* [Requirement]: Each line holding the string "center" is to be copied from the data.
(Information supplied)
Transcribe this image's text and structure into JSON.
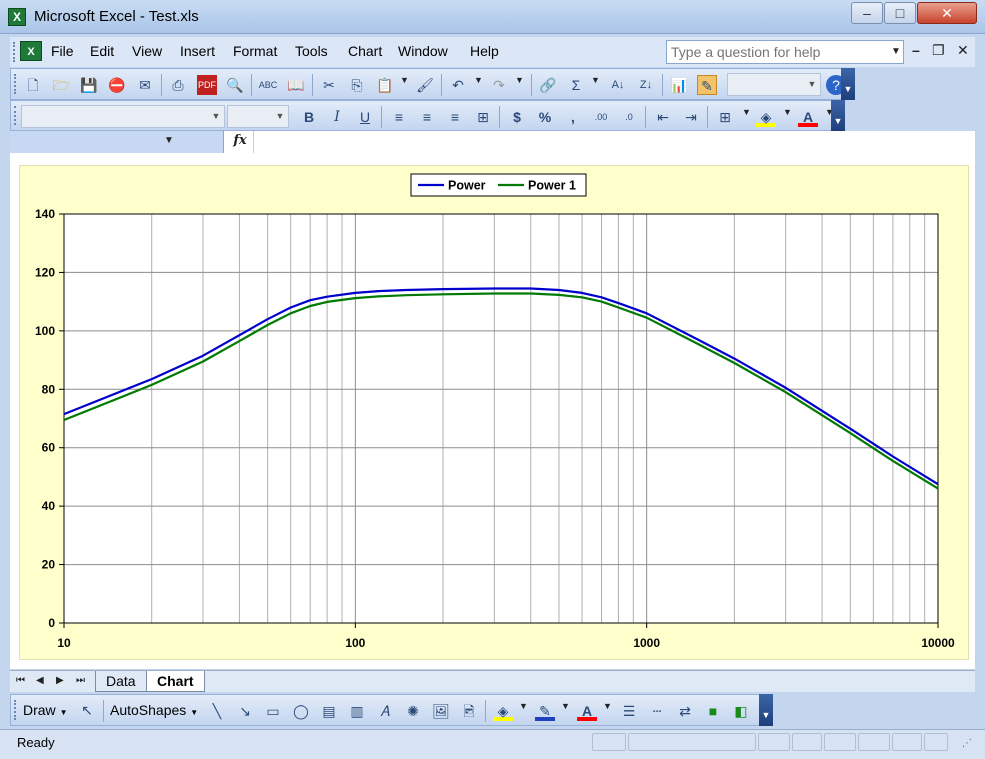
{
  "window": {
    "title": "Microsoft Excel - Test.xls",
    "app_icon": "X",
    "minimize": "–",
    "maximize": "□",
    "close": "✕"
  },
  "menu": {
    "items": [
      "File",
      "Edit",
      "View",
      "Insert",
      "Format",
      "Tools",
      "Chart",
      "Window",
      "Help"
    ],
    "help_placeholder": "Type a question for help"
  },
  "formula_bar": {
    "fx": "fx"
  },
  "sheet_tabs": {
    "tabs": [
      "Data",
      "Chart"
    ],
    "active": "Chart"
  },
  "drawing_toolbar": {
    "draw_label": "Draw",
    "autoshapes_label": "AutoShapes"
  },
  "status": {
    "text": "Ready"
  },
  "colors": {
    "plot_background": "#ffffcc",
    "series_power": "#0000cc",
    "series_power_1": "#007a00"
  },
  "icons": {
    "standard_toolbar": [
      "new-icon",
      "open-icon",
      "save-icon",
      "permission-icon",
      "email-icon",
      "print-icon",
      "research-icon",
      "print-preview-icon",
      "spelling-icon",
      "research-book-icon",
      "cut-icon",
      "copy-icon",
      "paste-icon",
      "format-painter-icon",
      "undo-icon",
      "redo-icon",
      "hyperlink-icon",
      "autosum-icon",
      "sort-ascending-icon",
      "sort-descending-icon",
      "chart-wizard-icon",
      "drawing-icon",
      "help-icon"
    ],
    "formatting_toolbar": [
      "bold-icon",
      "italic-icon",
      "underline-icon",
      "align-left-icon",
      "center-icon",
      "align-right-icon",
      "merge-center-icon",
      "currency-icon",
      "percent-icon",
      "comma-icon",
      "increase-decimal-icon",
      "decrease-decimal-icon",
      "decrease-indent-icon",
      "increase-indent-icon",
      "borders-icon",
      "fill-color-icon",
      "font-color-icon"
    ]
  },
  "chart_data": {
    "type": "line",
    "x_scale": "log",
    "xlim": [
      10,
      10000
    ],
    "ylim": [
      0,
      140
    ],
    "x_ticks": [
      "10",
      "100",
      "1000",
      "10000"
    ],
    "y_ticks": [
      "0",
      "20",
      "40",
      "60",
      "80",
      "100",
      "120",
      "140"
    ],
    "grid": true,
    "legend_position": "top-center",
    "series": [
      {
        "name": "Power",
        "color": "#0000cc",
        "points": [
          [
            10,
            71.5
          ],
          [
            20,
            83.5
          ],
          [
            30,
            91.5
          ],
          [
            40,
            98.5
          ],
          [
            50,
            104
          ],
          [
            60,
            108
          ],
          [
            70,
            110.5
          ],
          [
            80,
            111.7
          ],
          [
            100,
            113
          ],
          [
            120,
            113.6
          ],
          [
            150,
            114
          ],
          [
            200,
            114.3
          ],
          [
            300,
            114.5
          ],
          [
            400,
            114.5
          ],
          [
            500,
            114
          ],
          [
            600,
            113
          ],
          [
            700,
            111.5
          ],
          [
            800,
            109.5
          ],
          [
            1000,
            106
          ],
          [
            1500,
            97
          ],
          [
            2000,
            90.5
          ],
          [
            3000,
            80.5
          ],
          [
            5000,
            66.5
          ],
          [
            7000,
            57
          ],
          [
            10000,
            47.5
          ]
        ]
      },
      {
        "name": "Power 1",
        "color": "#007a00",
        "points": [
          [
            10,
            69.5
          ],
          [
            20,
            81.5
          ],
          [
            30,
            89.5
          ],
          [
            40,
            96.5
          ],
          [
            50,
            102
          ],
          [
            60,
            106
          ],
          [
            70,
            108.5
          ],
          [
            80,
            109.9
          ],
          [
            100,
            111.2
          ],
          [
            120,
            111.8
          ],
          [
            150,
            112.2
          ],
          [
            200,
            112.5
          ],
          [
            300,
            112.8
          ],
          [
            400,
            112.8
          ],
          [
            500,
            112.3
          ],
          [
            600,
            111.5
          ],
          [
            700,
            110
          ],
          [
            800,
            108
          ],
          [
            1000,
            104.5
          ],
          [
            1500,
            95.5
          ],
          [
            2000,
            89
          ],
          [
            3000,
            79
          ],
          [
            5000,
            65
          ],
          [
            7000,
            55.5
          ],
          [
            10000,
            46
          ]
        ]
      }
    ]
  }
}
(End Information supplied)
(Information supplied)
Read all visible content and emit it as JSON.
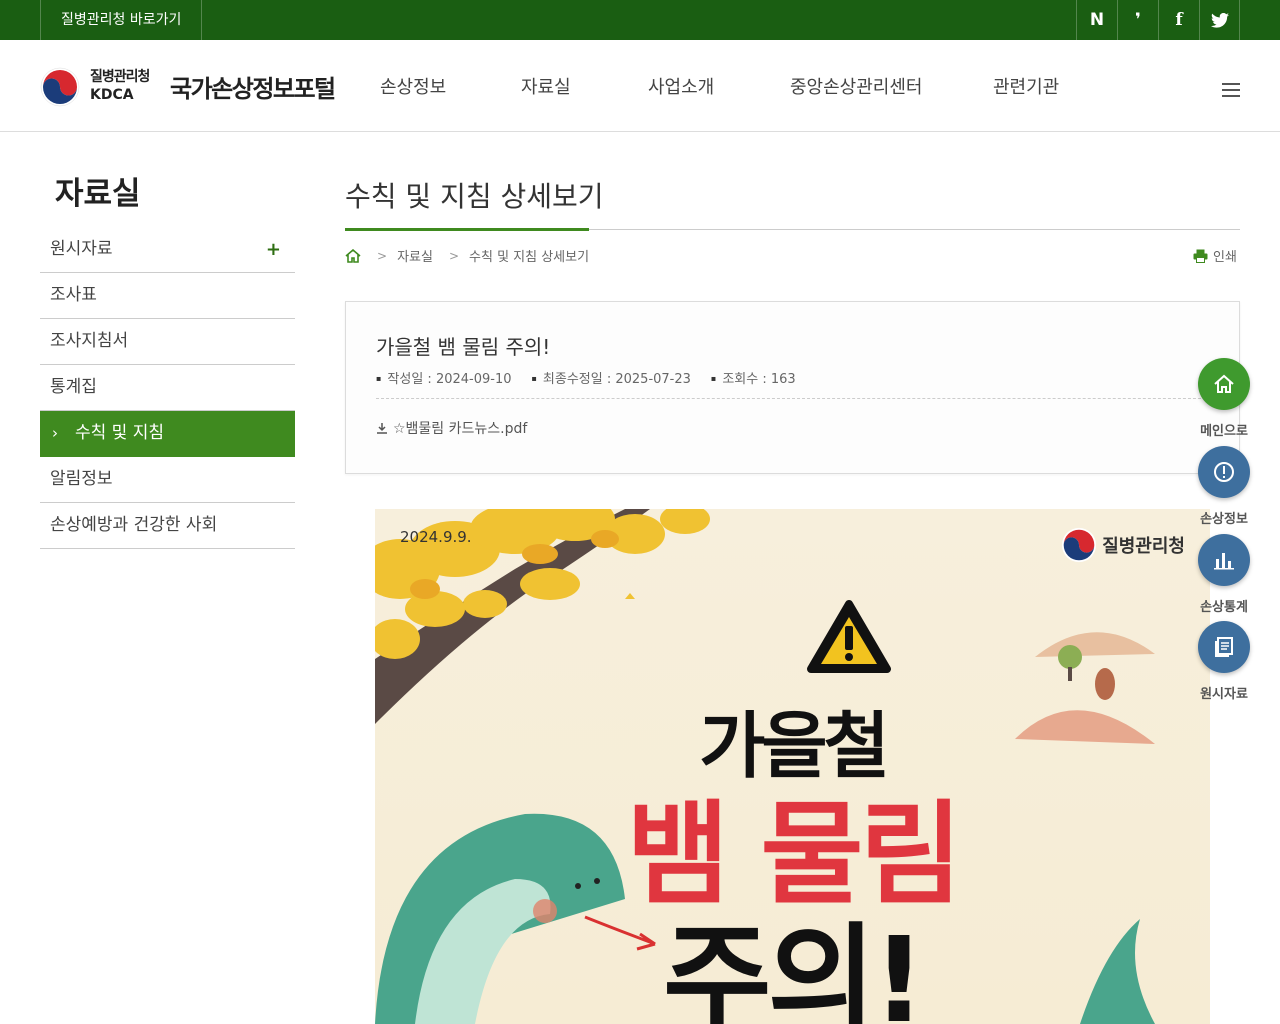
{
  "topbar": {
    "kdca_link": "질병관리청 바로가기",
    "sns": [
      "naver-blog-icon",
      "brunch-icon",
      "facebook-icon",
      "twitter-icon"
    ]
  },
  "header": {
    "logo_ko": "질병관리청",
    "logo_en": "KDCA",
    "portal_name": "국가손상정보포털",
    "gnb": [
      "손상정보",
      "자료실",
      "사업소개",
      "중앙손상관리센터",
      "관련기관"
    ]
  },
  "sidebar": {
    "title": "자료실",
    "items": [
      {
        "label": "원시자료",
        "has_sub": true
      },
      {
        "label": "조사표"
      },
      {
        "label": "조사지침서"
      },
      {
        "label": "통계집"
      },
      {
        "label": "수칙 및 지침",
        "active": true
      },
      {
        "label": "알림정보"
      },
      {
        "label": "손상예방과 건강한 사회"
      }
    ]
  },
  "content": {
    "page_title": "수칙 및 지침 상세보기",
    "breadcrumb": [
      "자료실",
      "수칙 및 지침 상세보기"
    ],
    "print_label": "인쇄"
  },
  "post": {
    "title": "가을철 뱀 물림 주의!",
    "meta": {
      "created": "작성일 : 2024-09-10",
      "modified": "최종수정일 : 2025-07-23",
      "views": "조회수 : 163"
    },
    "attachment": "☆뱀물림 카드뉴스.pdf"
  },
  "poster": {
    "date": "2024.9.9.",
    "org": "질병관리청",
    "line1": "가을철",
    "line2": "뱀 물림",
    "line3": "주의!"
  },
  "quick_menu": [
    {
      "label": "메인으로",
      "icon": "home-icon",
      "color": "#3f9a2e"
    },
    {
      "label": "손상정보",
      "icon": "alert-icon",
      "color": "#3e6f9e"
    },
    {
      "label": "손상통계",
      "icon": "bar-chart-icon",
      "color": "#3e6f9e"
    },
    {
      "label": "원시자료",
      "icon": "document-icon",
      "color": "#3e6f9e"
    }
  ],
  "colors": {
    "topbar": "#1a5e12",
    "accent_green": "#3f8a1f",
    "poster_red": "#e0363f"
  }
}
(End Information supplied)
* [Exercise response]:
      "center-icon",
      "merge-center-icon",
    "legend_position": "top-center",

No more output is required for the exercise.